(Records from a collection)

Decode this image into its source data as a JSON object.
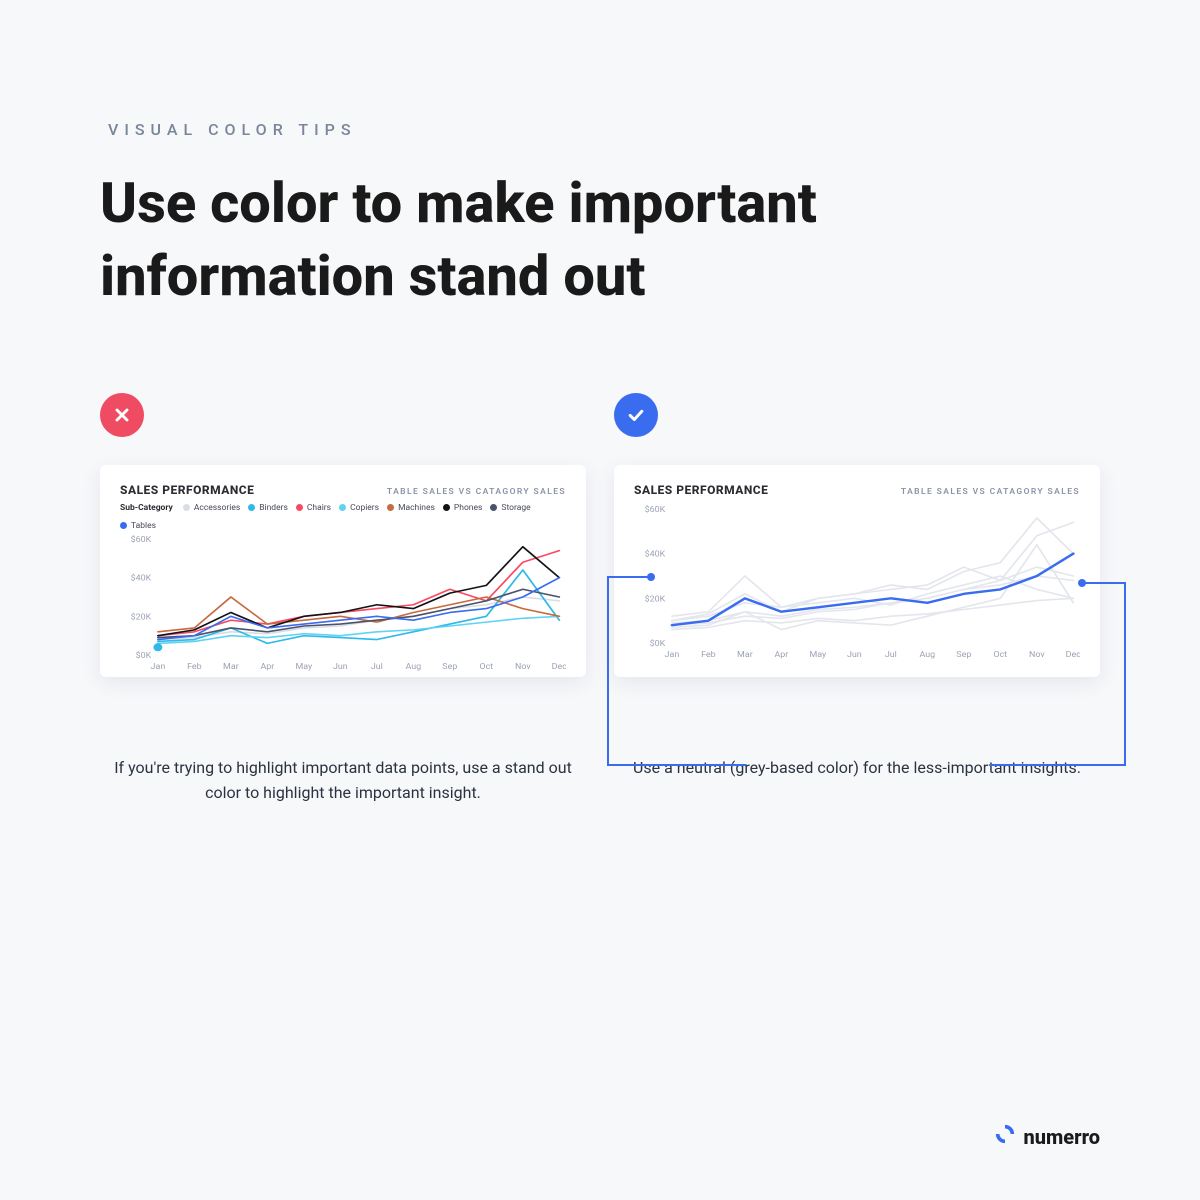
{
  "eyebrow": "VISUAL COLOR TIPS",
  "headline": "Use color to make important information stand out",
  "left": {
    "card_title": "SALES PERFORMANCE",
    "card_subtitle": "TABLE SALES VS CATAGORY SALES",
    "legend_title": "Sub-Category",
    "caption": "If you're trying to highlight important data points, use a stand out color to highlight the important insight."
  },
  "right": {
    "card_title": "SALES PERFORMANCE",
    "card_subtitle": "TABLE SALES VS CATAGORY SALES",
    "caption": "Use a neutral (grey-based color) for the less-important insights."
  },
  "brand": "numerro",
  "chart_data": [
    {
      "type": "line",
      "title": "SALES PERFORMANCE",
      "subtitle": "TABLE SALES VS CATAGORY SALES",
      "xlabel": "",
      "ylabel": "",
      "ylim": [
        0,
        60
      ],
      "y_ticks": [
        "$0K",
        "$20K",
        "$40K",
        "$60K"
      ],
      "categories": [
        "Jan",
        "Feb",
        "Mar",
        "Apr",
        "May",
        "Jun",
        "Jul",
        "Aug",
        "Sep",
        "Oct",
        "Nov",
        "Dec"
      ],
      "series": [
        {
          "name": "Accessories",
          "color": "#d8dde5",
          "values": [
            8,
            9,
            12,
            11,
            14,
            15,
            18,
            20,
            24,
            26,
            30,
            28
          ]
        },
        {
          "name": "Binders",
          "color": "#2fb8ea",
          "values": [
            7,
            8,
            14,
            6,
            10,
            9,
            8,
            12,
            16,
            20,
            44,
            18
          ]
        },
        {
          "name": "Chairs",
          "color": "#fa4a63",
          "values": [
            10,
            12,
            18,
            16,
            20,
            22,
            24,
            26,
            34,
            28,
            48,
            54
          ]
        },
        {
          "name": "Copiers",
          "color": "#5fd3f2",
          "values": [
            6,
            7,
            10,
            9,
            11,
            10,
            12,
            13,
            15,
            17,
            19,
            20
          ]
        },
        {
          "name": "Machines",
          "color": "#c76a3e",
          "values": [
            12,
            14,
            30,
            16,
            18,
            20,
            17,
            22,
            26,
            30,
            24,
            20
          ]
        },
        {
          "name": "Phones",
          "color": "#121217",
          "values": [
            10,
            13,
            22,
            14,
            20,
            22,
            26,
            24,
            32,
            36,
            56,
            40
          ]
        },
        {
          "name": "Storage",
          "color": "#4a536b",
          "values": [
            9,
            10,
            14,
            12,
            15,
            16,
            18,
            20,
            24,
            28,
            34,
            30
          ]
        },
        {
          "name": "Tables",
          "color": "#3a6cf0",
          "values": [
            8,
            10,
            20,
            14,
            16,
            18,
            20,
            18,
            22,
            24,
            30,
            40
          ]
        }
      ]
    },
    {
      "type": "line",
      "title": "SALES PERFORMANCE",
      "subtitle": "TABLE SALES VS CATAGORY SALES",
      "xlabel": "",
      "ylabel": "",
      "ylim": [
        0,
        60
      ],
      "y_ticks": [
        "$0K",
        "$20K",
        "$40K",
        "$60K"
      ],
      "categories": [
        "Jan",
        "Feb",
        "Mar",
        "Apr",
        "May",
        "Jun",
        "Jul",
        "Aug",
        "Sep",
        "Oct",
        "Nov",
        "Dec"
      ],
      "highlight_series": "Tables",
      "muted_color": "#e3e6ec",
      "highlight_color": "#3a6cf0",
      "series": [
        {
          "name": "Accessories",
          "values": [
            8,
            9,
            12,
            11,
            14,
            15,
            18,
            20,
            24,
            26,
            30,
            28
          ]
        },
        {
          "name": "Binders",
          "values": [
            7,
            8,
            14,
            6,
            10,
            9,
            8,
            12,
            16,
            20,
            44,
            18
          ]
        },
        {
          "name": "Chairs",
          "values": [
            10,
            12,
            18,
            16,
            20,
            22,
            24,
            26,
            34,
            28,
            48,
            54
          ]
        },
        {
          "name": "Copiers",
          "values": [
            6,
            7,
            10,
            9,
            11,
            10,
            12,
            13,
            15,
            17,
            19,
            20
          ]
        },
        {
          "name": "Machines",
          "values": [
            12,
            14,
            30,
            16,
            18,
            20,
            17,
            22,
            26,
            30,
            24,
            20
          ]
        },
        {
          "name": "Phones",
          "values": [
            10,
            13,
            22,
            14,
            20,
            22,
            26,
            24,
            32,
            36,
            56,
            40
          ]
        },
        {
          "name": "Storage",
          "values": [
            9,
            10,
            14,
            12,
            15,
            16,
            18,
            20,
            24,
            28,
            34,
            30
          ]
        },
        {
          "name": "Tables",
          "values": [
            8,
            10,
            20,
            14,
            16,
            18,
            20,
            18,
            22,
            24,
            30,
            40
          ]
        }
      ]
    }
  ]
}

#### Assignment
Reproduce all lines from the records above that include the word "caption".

#### Written solution
    "caption": "If you're trying to highlight important data points, use a stand out color to highlight the important insight."
    "caption": "Use a neutral (grey-based color) for the less-important insights."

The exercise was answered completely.